Yet, when a person in the audience asked Schultz about freshman congresswoman Alexandria Ocasio-Cortez’s tax plan—which infamously includes the top 70% tax rate—Schultz admitted that he should be paying more taxes than the person asking the question, but he did not offer a counter rate to AOC’s plan. Instead, he referred to her tax rate as “punitive.”
When CNN’s Poppy Harlow, who moderated the town hall, asked for a specific rate that billionaires should pay in taxes, Schultz said, “I don’t…know what the number is.”
Then why are we here?
Schultz followed that same pattern when discussing the proposed Green New Deal. He found it “unrealistic,” but he didn’t offer any alternative. Same for Obamacare, which he supports, but argued needs to be “fixed.” How would he fix it? Not sure! And no, those “three principles” he mentioned don’t count. That’s not a plan; that’s basically the political equivalent of a meaningless inspirational word meme on Instagram.
On guns, Schultz said, “Now the far right once again does not want to do anything on the issue. The far left wants to do everything possible to remove guns completely. I am in the middle.” And what is the middle? Who knows! Schultz’s banal response garnered a justifiably tense reaction from the father of a Parkland shooting victim.
What especially irritated me personally was his response to a question about the role race plays in society. “As somebody who grew up in a very diverse background as a young boy in the projects, I didn’t see color as a young boy and I honestly don’t see color now,” Schultz explained. He went on to add, “We need to do everything we can to restore the humanity of the country and the president has a large role to play in that.”
Well, we can start by not saying things like, “We are a country of immigrants,” Howard Schultz—given the descendants of African slaves who certainly didn’t venture over here by their own volition.
In any event, Schultz does indeed see color. He noted the projects and the “very diverse background” that encompasses for a reason. Therein lies much of the gist of Howard Schultz and his proposed candidacy. When folks like him tout being “socially liberal but fiscally conservative,” it loosely translates to I’m not a bigot, but I also don’t want to be taxed to offset the perils of bigotry that are ingrained in our society. That’s literally his main gripe about the Democrats: He doesn’t want to be taxed more than he already is, but he doesn’t want to associate himself with the varying levels of prejudice stenching up the Republican Party, either.
Poor little billionaire that he can’t find a political home to his liking, but is that a reason to run for president?
Schultz has a right to run for president as an adult over the age of 35, but based on his performance during the CNN Town Hall along with previous interviews, he has yet to establish reasons for why anyone ought to take him seriously.
Instead, all we got was proof that even if someone is grossly unqualified for the presidency, select media outlets will lavish him with attention and legitimize his egotistical aspirations simply because he is a white male billionaire.

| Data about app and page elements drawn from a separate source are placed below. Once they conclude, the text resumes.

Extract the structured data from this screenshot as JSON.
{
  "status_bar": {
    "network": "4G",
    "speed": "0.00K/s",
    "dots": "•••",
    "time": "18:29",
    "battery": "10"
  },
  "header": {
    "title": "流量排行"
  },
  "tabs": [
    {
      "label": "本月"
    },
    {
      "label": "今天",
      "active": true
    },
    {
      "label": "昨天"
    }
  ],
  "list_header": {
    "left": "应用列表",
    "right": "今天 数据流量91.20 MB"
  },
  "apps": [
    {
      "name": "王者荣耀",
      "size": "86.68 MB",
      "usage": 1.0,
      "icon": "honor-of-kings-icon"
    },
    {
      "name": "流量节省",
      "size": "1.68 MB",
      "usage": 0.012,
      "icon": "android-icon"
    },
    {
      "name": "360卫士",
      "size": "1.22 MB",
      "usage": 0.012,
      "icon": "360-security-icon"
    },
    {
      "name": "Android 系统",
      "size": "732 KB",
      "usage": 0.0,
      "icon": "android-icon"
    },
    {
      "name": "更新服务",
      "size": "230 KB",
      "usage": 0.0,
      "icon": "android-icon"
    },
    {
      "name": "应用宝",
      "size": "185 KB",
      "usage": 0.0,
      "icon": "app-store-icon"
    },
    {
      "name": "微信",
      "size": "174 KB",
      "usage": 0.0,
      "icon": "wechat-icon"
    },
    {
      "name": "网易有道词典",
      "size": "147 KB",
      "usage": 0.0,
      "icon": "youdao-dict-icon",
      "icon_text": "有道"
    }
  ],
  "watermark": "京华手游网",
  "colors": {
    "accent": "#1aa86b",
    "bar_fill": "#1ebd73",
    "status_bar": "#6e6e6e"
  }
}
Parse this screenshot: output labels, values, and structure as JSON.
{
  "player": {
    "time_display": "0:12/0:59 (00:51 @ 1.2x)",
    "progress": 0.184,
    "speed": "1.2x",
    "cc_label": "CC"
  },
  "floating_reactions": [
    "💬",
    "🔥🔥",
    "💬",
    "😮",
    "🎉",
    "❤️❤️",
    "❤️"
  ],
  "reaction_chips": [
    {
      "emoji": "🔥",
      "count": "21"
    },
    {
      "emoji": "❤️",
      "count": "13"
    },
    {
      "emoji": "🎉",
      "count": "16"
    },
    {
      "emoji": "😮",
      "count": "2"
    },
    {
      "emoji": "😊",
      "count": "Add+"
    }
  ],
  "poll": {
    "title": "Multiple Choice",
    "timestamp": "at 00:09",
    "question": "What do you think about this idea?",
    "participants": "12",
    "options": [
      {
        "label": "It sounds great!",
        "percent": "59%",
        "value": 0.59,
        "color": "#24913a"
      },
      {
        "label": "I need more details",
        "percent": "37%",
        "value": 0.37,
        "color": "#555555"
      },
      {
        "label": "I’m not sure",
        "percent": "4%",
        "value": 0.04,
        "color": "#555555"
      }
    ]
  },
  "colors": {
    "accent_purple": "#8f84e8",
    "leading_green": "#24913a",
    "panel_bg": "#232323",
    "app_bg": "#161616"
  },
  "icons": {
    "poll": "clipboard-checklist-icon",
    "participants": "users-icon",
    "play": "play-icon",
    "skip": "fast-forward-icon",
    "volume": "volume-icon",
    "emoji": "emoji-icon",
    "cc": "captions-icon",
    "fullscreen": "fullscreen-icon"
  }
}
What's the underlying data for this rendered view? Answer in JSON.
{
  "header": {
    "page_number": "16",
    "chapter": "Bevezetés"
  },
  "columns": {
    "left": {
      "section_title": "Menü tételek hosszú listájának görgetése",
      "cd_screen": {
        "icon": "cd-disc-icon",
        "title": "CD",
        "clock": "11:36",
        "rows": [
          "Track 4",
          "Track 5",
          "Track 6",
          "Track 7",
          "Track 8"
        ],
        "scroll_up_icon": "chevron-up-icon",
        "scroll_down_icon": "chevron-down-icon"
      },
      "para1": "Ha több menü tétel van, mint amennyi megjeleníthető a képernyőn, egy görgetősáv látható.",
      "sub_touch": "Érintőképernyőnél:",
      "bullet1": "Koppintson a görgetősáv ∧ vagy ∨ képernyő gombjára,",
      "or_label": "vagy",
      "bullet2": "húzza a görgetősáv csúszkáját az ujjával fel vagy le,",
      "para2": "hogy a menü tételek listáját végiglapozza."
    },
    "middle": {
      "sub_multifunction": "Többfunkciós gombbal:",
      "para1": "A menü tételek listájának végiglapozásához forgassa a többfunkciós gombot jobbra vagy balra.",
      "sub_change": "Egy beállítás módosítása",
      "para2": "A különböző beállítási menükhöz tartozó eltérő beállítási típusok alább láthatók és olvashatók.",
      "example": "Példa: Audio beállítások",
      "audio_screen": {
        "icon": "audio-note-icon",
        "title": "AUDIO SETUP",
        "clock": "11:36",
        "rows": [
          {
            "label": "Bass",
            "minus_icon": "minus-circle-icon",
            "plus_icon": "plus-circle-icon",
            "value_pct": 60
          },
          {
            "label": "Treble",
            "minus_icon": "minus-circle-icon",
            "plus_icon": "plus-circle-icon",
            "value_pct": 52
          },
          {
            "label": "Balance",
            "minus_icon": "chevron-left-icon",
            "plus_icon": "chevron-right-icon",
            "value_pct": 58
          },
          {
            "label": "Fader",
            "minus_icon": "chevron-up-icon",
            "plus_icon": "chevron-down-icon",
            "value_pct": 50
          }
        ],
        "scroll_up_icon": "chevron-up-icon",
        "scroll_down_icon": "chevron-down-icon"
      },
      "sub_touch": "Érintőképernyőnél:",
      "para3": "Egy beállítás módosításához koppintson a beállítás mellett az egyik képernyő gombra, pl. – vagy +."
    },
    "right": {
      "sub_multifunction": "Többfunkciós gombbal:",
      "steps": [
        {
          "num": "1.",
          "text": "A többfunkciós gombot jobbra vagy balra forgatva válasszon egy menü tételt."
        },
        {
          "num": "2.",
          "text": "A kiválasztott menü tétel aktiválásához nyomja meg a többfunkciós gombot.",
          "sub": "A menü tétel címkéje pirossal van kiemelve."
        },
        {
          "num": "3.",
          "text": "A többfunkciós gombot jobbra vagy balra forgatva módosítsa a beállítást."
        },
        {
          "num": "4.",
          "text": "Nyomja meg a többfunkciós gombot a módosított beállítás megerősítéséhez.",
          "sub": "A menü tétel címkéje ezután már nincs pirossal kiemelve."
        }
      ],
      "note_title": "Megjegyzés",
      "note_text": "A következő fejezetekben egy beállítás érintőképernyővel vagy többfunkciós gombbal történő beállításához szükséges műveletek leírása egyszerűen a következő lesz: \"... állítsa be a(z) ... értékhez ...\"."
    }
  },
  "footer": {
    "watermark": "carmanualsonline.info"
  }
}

We learned that lesson in 2016 already. It boggles the mind why some of us are rushing to repeat history.
Michael Arceneaux is the New York Times bestselling author of the recently released book I Can’t Date Jesus from Atria Books/Simon & Schuster. His work has appeared in the New York Times, Washington Post, Rolling Stone, Essence, The Guardian, Mic, and more. Follow him on Twitter.